The film addresses this in scattergun style with memories of a past – and a husband (Malik Zidi) – fluttering in at intervals (also allowing us contrasting images of nature; skies). But even these flashbacks can’t be trusted. Persistently we’re left floundering for context (though, that’s rather the point). Otherwise, Liz’s only contact with the outside world comes through a series of broken telephone calls that she makes with M.I.L.O. as her PA.
Still, for all it’s self-imposed obstacles, Oxygen remains nimble, as mid-film revelations re-frame Liz’s situation and, if anything, boost us further into the realms of ambitious sci-fi. And not a moment too soon. One prodigious VFX shot later, we’re once more left a little adrift but, with Laurent’s help, a little more connected to this woman and her plight even as it grows evermore fantastic.
Danger presents itself, not just in the grim countdown on Liz’s O2 supply, but via M.I.L.O’s rather callous insistence on euthenising her. Liz’s life expectancy has been reduced by an algorithm. According to probability she has zero chance of survival, so the machine is doing the ‘humane’ thing. It speaks to our growing cultural unease over such automation and computer-led thought. The ways in which we allow machines to profile us and how directly our options are affected (see Netflix doc Coded Bias for more on this subject).

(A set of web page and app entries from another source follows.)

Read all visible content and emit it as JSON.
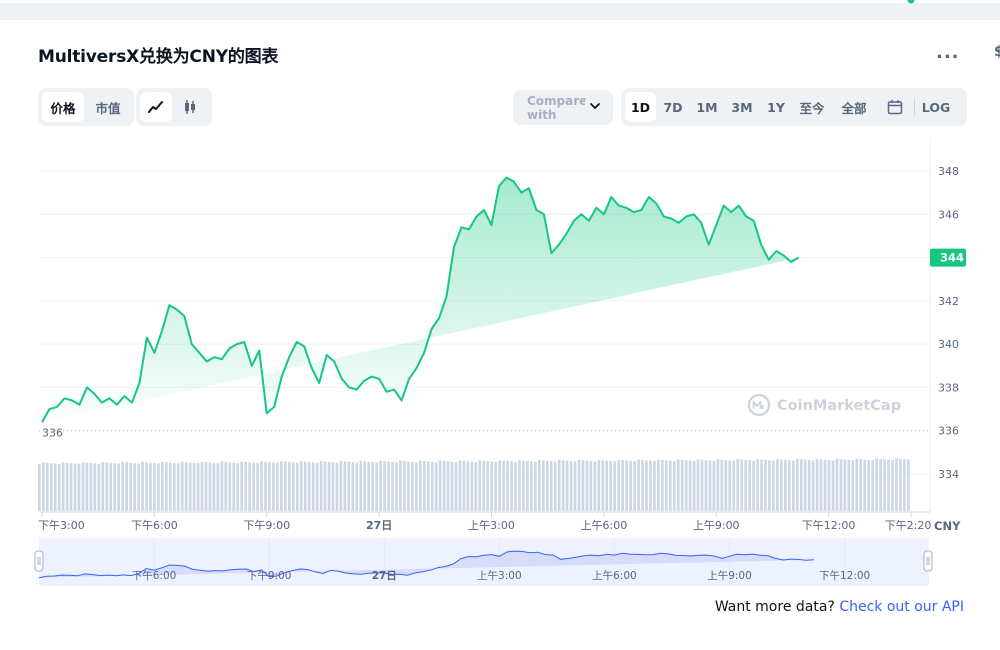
{
  "header": {
    "title": "MultiversX兑换为CNY的图表",
    "more_label": "..."
  },
  "toolbar": {
    "metric_tabs": [
      {
        "label": "价格",
        "active": true
      },
      {
        "label": "市值",
        "active": false
      }
    ],
    "chart_types": [
      {
        "icon": "line-chart-icon",
        "active": true
      },
      {
        "icon": "candlestick-icon",
        "active": false
      }
    ],
    "compare_label": "Compare with",
    "ranges": [
      {
        "label": "1D",
        "active": true
      },
      {
        "label": "7D",
        "active": false
      },
      {
        "label": "1M",
        "active": false
      },
      {
        "label": "3M",
        "active": false
      },
      {
        "label": "1Y",
        "active": false
      },
      {
        "label": "至今",
        "active": false
      },
      {
        "label": "全部",
        "active": false
      }
    ],
    "calendar_icon": "calendar-icon",
    "log_label": "LOG"
  },
  "chart_data": {
    "type": "area",
    "currency": "CNY",
    "ylim": [
      333,
      349
    ],
    "yticks": [
      348,
      346,
      344,
      342,
      340,
      338,
      336,
      334
    ],
    "open_value": 336,
    "open_label": "336",
    "last_value": 344,
    "last_label": "344",
    "watermark": "CoinMarketCap",
    "xticks": [
      {
        "t": 0.0,
        "label": "下午3:00"
      },
      {
        "t": 3.0,
        "label": "下午6:00"
      },
      {
        "t": 6.0,
        "label": "下午9:00"
      },
      {
        "t": 9.0,
        "label": "27日"
      },
      {
        "t": 12.0,
        "label": "上午3:00"
      },
      {
        "t": 15.0,
        "label": "上午6:00"
      },
      {
        "t": 18.0,
        "label": "上午9:00"
      },
      {
        "t": 21.0,
        "label": "下午12:00"
      },
      {
        "t": 23.2,
        "label": "下午2:20"
      }
    ],
    "x_hours": [
      0,
      0.2,
      0.4,
      0.6,
      0.8,
      1.0,
      1.2,
      1.4,
      1.6,
      1.8,
      2.0,
      2.2,
      2.4,
      2.6,
      2.8,
      3.0,
      3.2,
      3.4,
      3.6,
      3.8,
      4.0,
      4.2,
      4.4,
      4.6,
      4.8,
      5.0,
      5.2,
      5.4,
      5.6,
      5.8,
      6.0,
      6.2,
      6.4,
      6.6,
      6.8,
      7.0,
      7.2,
      7.4,
      7.6,
      7.8,
      8.0,
      8.2,
      8.4,
      8.6,
      8.8,
      9.0,
      9.2,
      9.4,
      9.6,
      9.8,
      10.0,
      10.2,
      10.4,
      10.6,
      10.8,
      11.0,
      11.2,
      11.4,
      11.6,
      11.8,
      12.0,
      12.2,
      12.4,
      12.6,
      12.8,
      13.0,
      13.2,
      13.4,
      13.6,
      13.8,
      14.0,
      14.2,
      14.4,
      14.6,
      14.8,
      15.0,
      15.2,
      15.4,
      15.6,
      15.8,
      16.0,
      16.2,
      16.4,
      16.6,
      16.8,
      17.0,
      17.2,
      17.4,
      17.6,
      17.8,
      18.0,
      18.2,
      18.4,
      18.6,
      18.8,
      19.0,
      19.2,
      19.4,
      19.6,
      19.8,
      20.0,
      20.2,
      20.4,
      20.6,
      20.8,
      21.0,
      21.2,
      21.4,
      21.6,
      21.8,
      22.0,
      22.2,
      22.4,
      22.6,
      22.8,
      23.0,
      23.2
    ],
    "prices": [
      336.4,
      337.0,
      337.1,
      337.5,
      337.4,
      337.2,
      338.0,
      337.7,
      337.3,
      337.5,
      337.2,
      337.6,
      337.3,
      338.2,
      340.3,
      339.6,
      340.6,
      341.8,
      341.6,
      341.3,
      340.0,
      339.6,
      339.2,
      339.4,
      339.3,
      339.8,
      340.0,
      340.1,
      339.0,
      339.7,
      336.8,
      337.1,
      338.5,
      339.4,
      340.1,
      339.9,
      338.9,
      338.2,
      339.5,
      339.2,
      338.4,
      338.0,
      337.9,
      338.3,
      338.5,
      338.4,
      337.8,
      337.9,
      337.4,
      338.4,
      338.9,
      339.6,
      340.7,
      341.2,
      342.2,
      344.5,
      345.4,
      345.3,
      345.9,
      346.2,
      345.5,
      347.3,
      347.7,
      347.5,
      347.0,
      347.2,
      346.2,
      346.0,
      344.2,
      344.6,
      345.1,
      345.7,
      346.0,
      345.7,
      346.3,
      346.0,
      346.8,
      346.4,
      346.3,
      346.1,
      346.2,
      346.8,
      346.5,
      345.9,
      345.8,
      345.6,
      345.9,
      346.0,
      345.6,
      344.6,
      345.5,
      346.4,
      346.1,
      346.4,
      345.9,
      345.7,
      344.6,
      343.9,
      344.3,
      344.1,
      343.8,
      344.0
    ],
    "volume_bars": 220,
    "navigator_labels": [
      "下午6:00",
      "下午9:00",
      "27日",
      "上午3:00",
      "上午6:00",
      "上午9:00",
      "下午12:00"
    ],
    "navigator_tick_hours": [
      3.0,
      6.0,
      9.0,
      12.0,
      15.0,
      18.0,
      21.0
    ]
  },
  "colors": {
    "line": "#16c784",
    "fill_top": "#16c784",
    "grid": "#eff2f5",
    "text_muted": "#58667e",
    "navigator_fill": "#dde3ff",
    "navigator_line": "#3861fb",
    "volume": "#cfd6e4"
  },
  "footer": {
    "prompt": "Want more data?",
    "link": "Check out our API"
  }
}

After nigh-on 15 months of lockdowns and mass infections, a film so concentrated on confinement and health scares isn’t quite as fun as Aja may have hoped, even if it does tap into elements of our collective anxiety. The trashier tics of Aja’s past works are mostly absent, aside from a mildly fetishistic preoccupation regarding the intertwining of the biological and mechanical. Liz is hooked up to all kinds of monitoring devices and frequently finds her legs entangled in an array of tubes and cables. In that sense Oxygen is somewhat indebted to the works of H.R. Giger, Shin’ya Tsukamoto and Masamune Shirow. If anything, it doesn’t push this angle hard enough. It’d have been ‘nice’ to see Aja’s indulgence and perversion manifest more willingly.